				$this->purge( get_permalink( $need->posts[0] ) );
				// Now this need's connected Department
				$department = new WP_Query( array(
					'connected_type' => 'departments_to_needs',
					'connected_items' => $need->posts[0],
				) );
				if ( $department->have_posts() )
					$this->purge( get_permalink( $department->posts[0] ) );
			}
		// If a Post changes, flush the main Blog page
		} elseif ( 'post' === $post->post_type ) {
			$this->purge( home_url( '/blog/' ) );
		}
	}

	private function purge( $url ) {
		wp_remote_get( $url, array( 'timeout' => 0.01, 'blocking' => false, 'headers' => array( 'X-Nginx-Cache-Purge' => '1' ) ) );
	}

Boom. Now I get the benefit of long cache times, but with the ability to have updates go live quickly when I need to. The upshot here is that while I have Batcache installed, it’s not really going to get a lot of use, as the outer Nginx caching layer should handle everything. This doesn’t just mean that the site scales (Apache Bench has it handling many thousands of requests a second with ease), but that the site is really, really fast to browse. Your experience will vary according to network and geography, of course. But for me, I’m getting 34ms HTML delivery times for pages in the Nginx cache.

Questions?

So that’s how I did it. Let me know if you have any questions!

Act now to stop Internet censorship legislation in the United States

Right now, the United States Congress is holding hearings on legislation that will have disastrous effects on free speech and the Internet. This video gives a good overview:

One of the reasons that I help make WordPress is because of my deeply held conviction that free speech is the most powerful and beneficial tool humans have ever had at their disposal.
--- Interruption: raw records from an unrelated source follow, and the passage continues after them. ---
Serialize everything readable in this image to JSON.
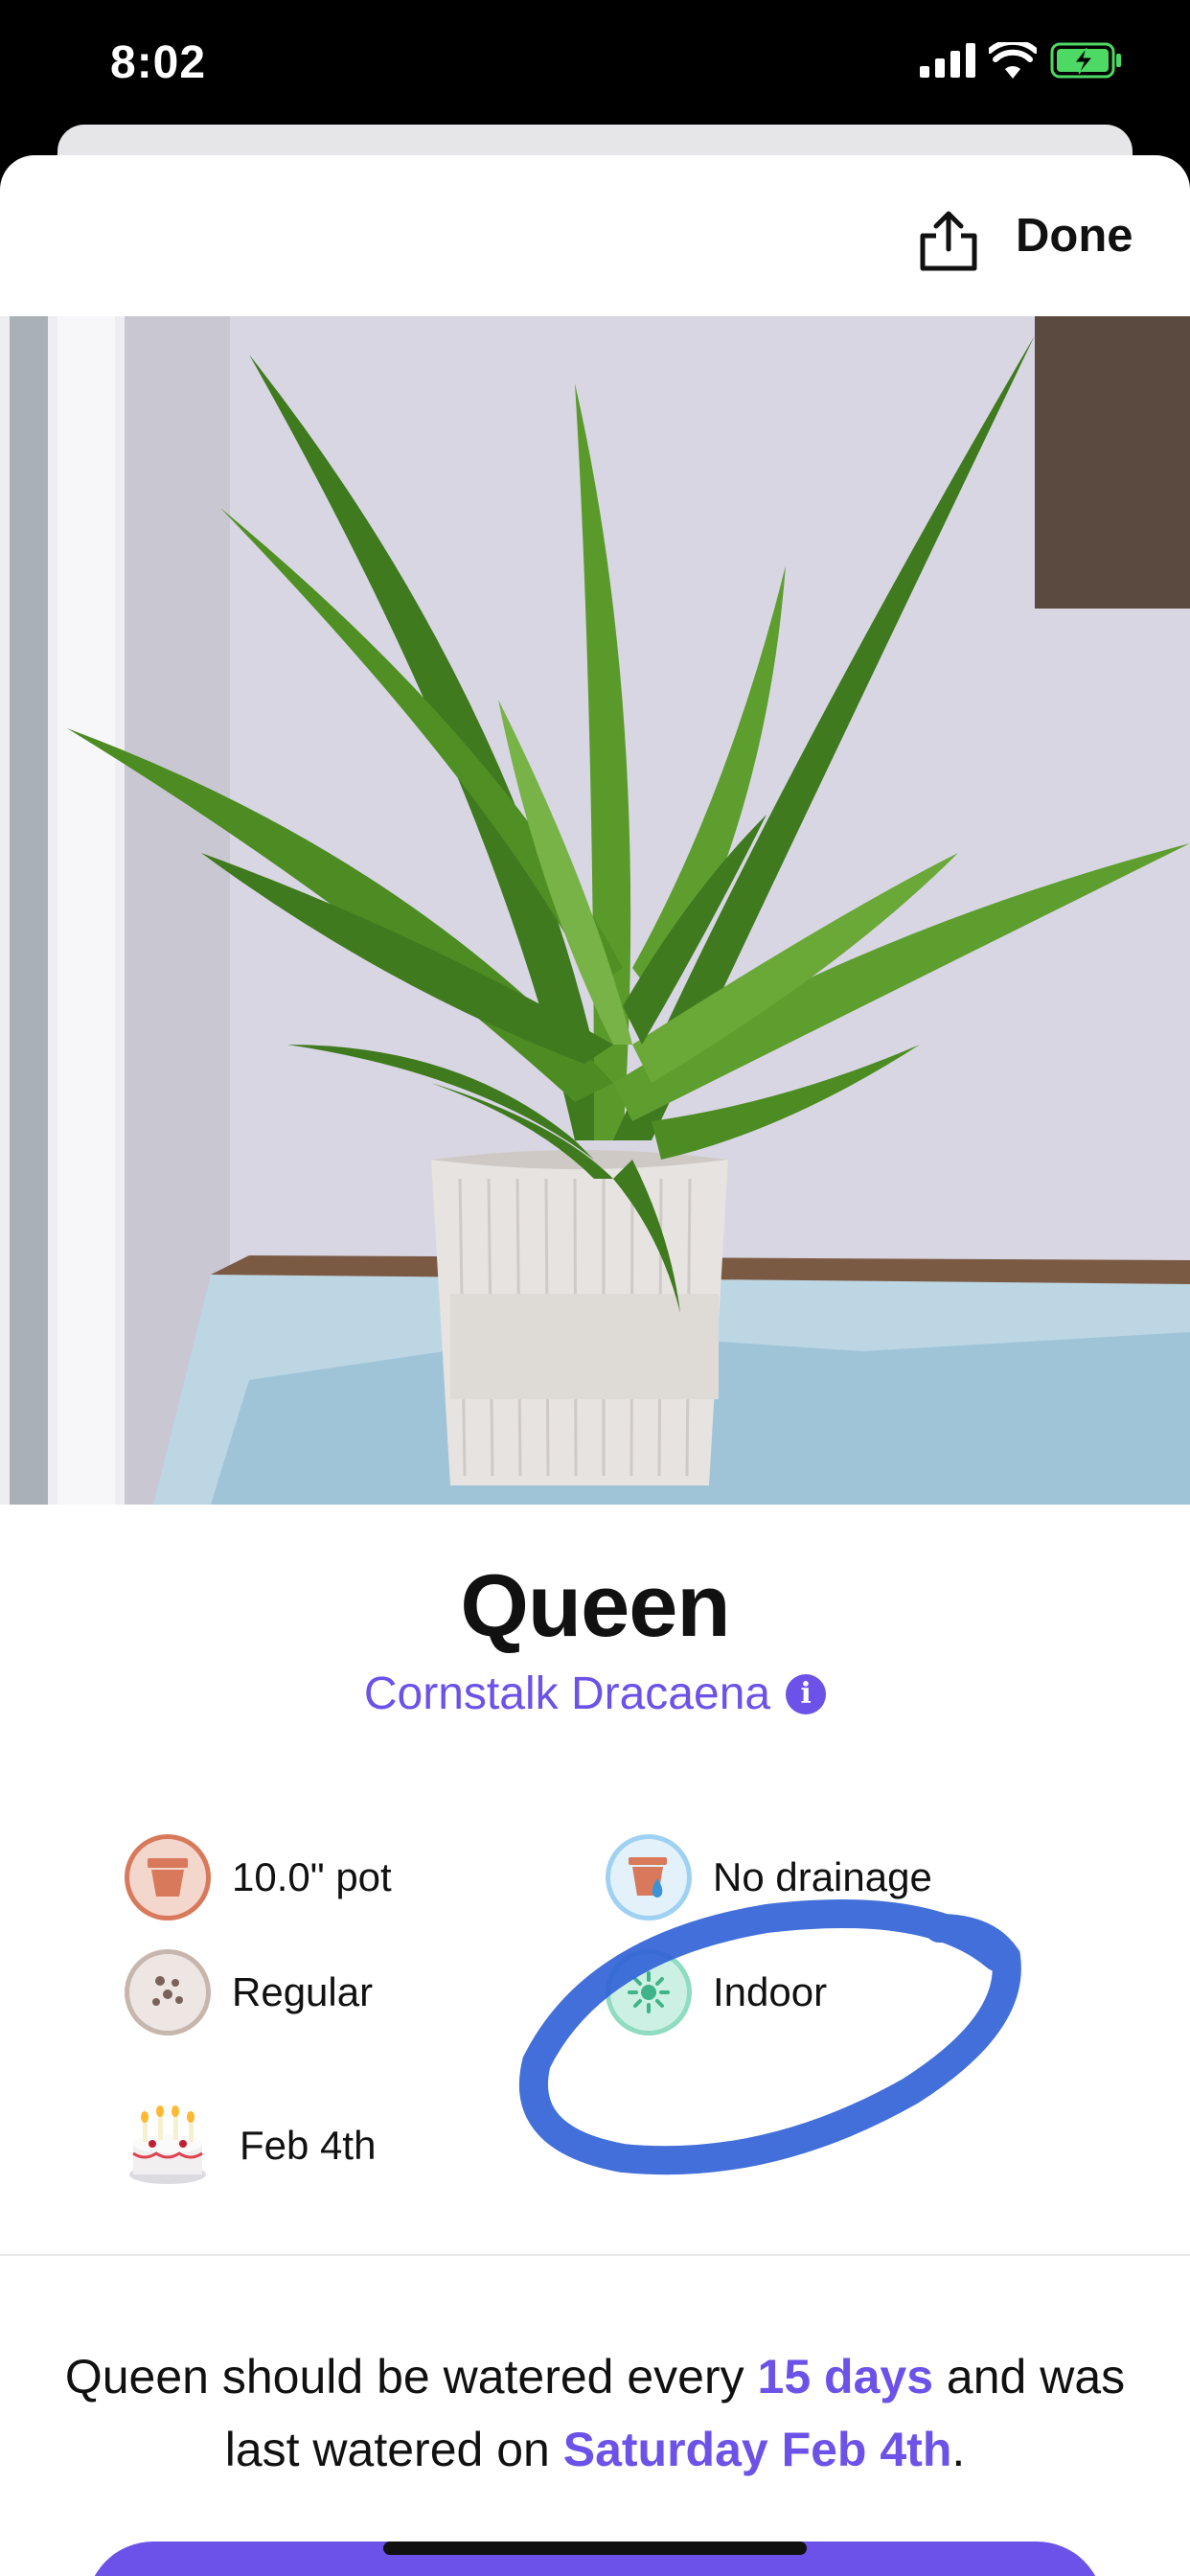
{
  "status_bar": {
    "time": "8:02"
  },
  "header": {
    "done_label": "Done"
  },
  "plant": {
    "name": "Queen",
    "species": "Cornstalk Dracaena"
  },
  "attributes": {
    "pot_size": "10.0\" pot",
    "drainage": "No drainage",
    "soil": "Regular",
    "location": "Indoor",
    "birthday": "Feb 4th"
  },
  "watering": {
    "prefix": "Queen should be watered every ",
    "interval": "15 days",
    "middle": " and was last watered on ",
    "last_watered": "Saturday Feb 4th",
    "suffix": "."
  },
  "colors": {
    "accent": "#6c52e8",
    "scribble": "#2f5fd6"
  }
}
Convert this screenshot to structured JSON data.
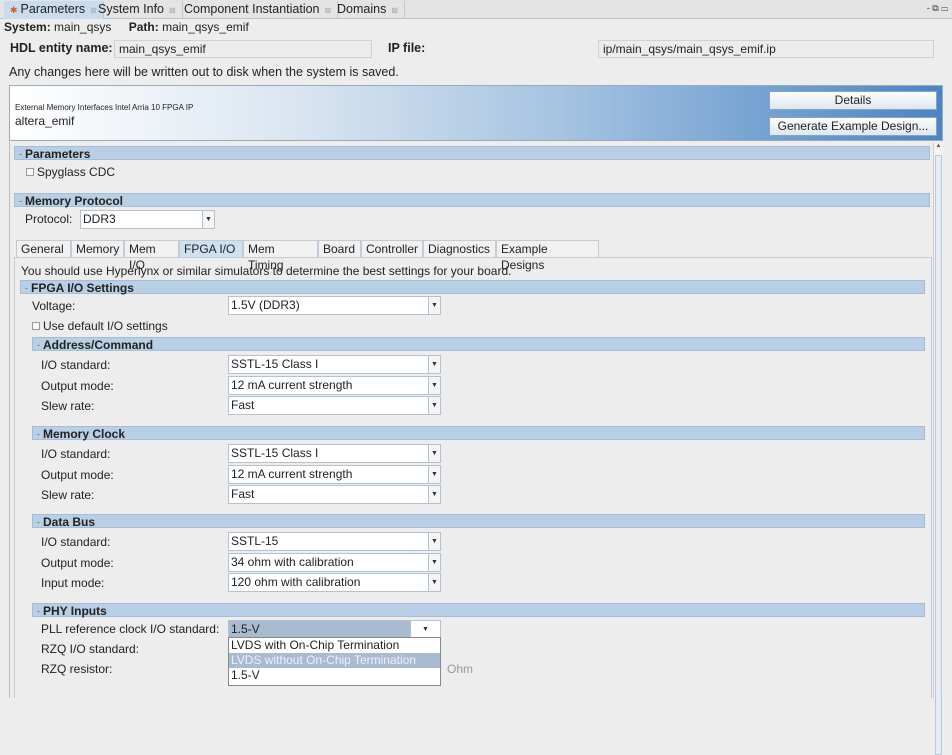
{
  "tabs": [
    {
      "label": "Parameters",
      "active": true
    },
    {
      "label": "System Info"
    },
    {
      "label": "Component Instantiation"
    },
    {
      "label": "Domains"
    }
  ],
  "window_controls": "- ⧉ ▭",
  "system": {
    "system_label": "System:",
    "system_value": "main_qsys",
    "path_label": "Path:",
    "path_value": "main_qsys_emif"
  },
  "hdl": {
    "label": "HDL entity name:",
    "value": "main_qsys_emif",
    "ip_label": "IP file:",
    "ip_value": "ip/main_qsys/main_qsys_emif.ip"
  },
  "notice": "Any changes here will be written out to disk when the system is saved.",
  "banner": {
    "subtitle": "External Memory Interfaces Intel Arria 10 FPGA IP",
    "name": "altera_emif",
    "details_button": "Details",
    "generate_button": "Generate Example Design..."
  },
  "parameters": {
    "header": "Parameters",
    "spyglass": "Spyglass CDC"
  },
  "memory_protocol": {
    "header": "Memory Protocol",
    "protocol_label": "Protocol:",
    "protocol_value": "DDR3"
  },
  "param_tabs": [
    "General",
    "Memory",
    "Mem I/O",
    "FPGA I/O",
    "Mem Timing",
    "Board",
    "Controller",
    "Diagnostics",
    "Example Designs"
  ],
  "active_param_tab": "FPGA I/O",
  "hint": "You should use Hyperlynx or similar simulators to determine the best settings for your board.",
  "fpga_io": {
    "header": "FPGA I/O Settings",
    "voltage_label": "Voltage:",
    "voltage_value": "1.5V (DDR3)",
    "use_default": "Use default I/O settings"
  },
  "sections": [
    {
      "header": "Address/Command",
      "rows": [
        {
          "label": "I/O standard:",
          "value": "SSTL-15 Class I"
        },
        {
          "label": "Output mode:",
          "value": "12 mA current strength"
        },
        {
          "label": "Slew rate:",
          "value": "Fast"
        }
      ]
    },
    {
      "header": "Memory Clock",
      "rows": [
        {
          "label": "I/O standard:",
          "value": "SSTL-15 Class I"
        },
        {
          "label": "Output mode:",
          "value": "12 mA current strength"
        },
        {
          "label": "Slew rate:",
          "value": "Fast"
        }
      ]
    },
    {
      "header": "Data Bus",
      "rows": [
        {
          "label": "I/O standard:",
          "value": "SSTL-15"
        },
        {
          "label": "Output mode:",
          "value": "34 ohm with calibration"
        },
        {
          "label": "Input mode:",
          "value": "120 ohm with calibration"
        }
      ]
    }
  ],
  "phy": {
    "header": "PHY Inputs",
    "pll_label": "PLL reference clock I/O standard:",
    "pll_value": "1.5-V",
    "rzq_std_label": "RZQ I/O standard:",
    "rzq_res_label": "RZQ resistor:",
    "rzq_unit": "Ohm",
    "dropdown_options": [
      "LVDS with On-Chip Termination",
      "LVDS without On-Chip Termination",
      "1.5-V"
    ],
    "highlighted_option": 1
  }
}
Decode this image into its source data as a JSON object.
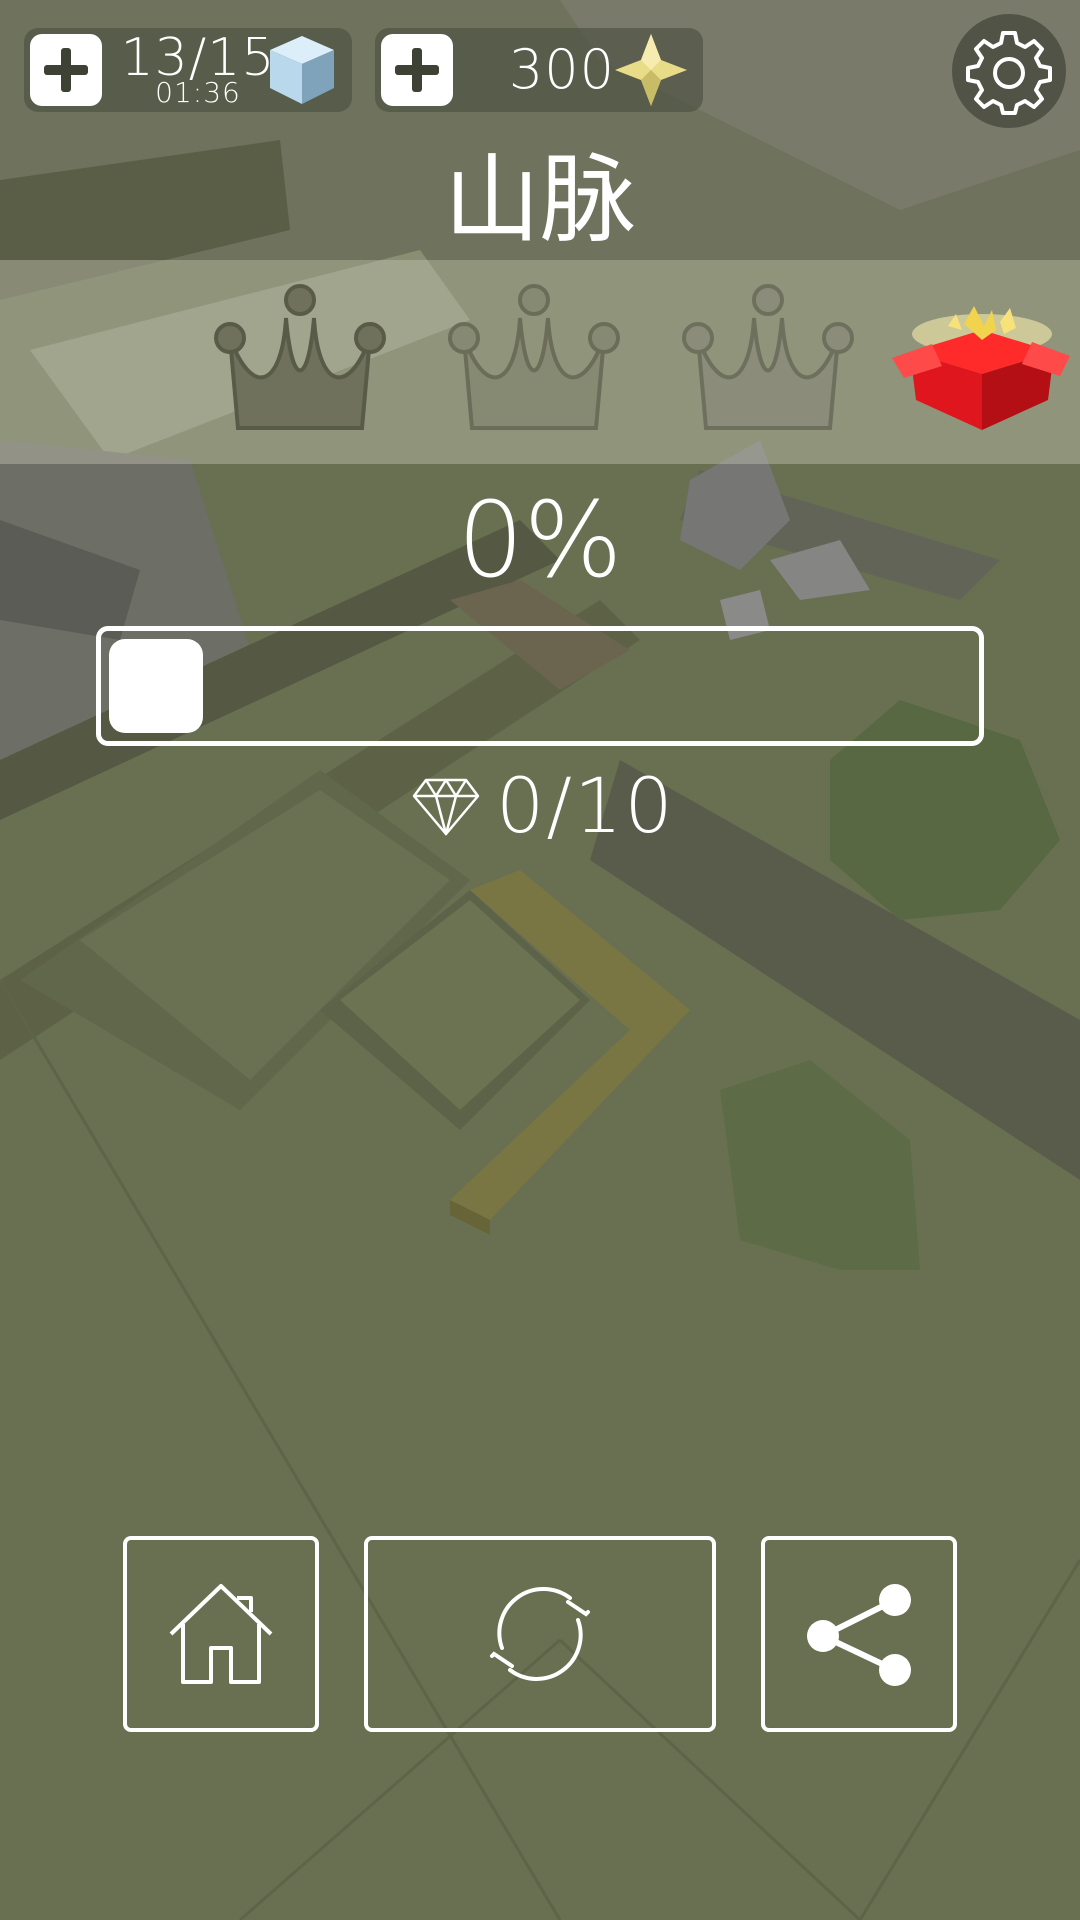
{
  "hud": {
    "energy": {
      "count": "13/15",
      "timer": "01:36",
      "icon": "ice-cube-icon",
      "add_icon": "plus-icon"
    },
    "stars": {
      "count": "300",
      "icon": "sparkle-star-icon",
      "add_icon": "plus-icon"
    },
    "settings_icon": "gear-icon"
  },
  "level": {
    "title": "山脉"
  },
  "crowns": {
    "earned": 0,
    "total": 3,
    "icon": "crown-icon",
    "reward_icon": "gift-box-icon"
  },
  "progress": {
    "label": "0%",
    "value": 0
  },
  "gems": {
    "label": "0/10",
    "collected": 0,
    "total": 10,
    "icon": "diamond-icon"
  },
  "buttons": {
    "home_icon": "home-icon",
    "restart_icon": "restart-icon",
    "share_icon": "share-icon"
  },
  "colors": {
    "ground": "#6b7353",
    "path": "#7d7a44",
    "tree": "#5a6b45",
    "rock": "#777777",
    "gift_red": "#e0161e",
    "star_gold": "#e8dc88",
    "cube_blue": "#b9d8ec"
  }
}
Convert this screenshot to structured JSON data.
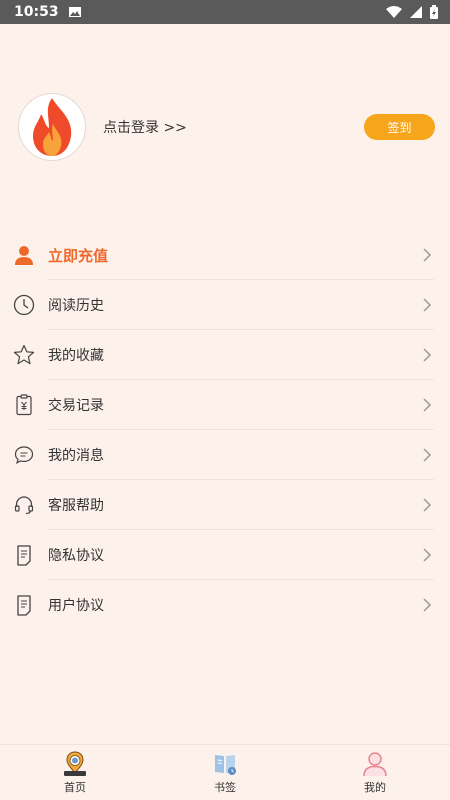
{
  "status_bar": {
    "time": "10:53"
  },
  "profile": {
    "login_text": "点击登录 >>",
    "checkin_label": "签到"
  },
  "menu": {
    "items": [
      {
        "label": "立即充值",
        "icon": "user-icon"
      },
      {
        "label": "阅读历史",
        "icon": "clock-icon"
      },
      {
        "label": "我的收藏",
        "icon": "star-icon"
      },
      {
        "label": "交易记录",
        "icon": "receipt-icon"
      },
      {
        "label": "我的消息",
        "icon": "message-icon"
      },
      {
        "label": "客服帮助",
        "icon": "headset-icon"
      },
      {
        "label": "隐私协议",
        "icon": "document-icon"
      },
      {
        "label": "用户协议",
        "icon": "document-icon"
      }
    ]
  },
  "tabbar": {
    "tabs": [
      {
        "label": "首页",
        "icon": "home-icon"
      },
      {
        "label": "书签",
        "icon": "bookmark-icon"
      },
      {
        "label": "我的",
        "icon": "profile-icon"
      }
    ]
  },
  "colors": {
    "accent": "#ee6a2c",
    "button": "#f7a51b",
    "background": "#fdf2eb"
  }
}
The Internet is a grand experiment that not only makes communications fast — it embraces freedom by design. This legislation is a low level attack against the system of trust upon which the Internet is based. It’s an attack on freedom of speech and on economic freedom. It’s corporate cynicism of the worst kind.

Act now, and be sure that your legislators know you oppose this legislation.

Translating WordPress Plugins and Themes: Don’t Get Clever

When you use the WordPress translation functions to make your plugin or theme translatable, you pass in a text domain as a second parameter, like so:

<?php _e( 'Some Text String', 'my-plugin-name' ); ?>

This text domain is just a unique string (usually your plugin’s WordPress.org repository slug). Well, many plugin developers see code like this:

<?php _e( 'Another Text String', 'my-plugin-name' ); ?>
<?php _e( 'Yet Another Text String', 'my-plugin-name' ); ?>
<?php _e( 'Gosh, So Many Text Strings!', 'my-plugin-name' ); ?>

And they think to themselves “hm, I sure am typing the 'my-plugin-name' string a lot. I’ll apply the DRY (Don’t Repeat Yourself) principle and throw that string into a variable or a constant!”

Stop! You’re being too clever! That won’t work!*

See, PHP isn’t the only thing that needs to parse out your translatable strings. GNU gettext also needs to parse out the strings in order to provide your blank translation file to your translators. GNU gettext is not a PHP parser. It can’t read variables or constants. It only reads strings. So your text domain strings needs to stay hardcoded as actual quoted strings. 'my-plugin-name'.

Happy coding!

* Well, it won’t break your plugin, but it could make it harder to be used with automated translation tools. And trust me, you don’t want to be manually managing your translation files… we have a better solution coming.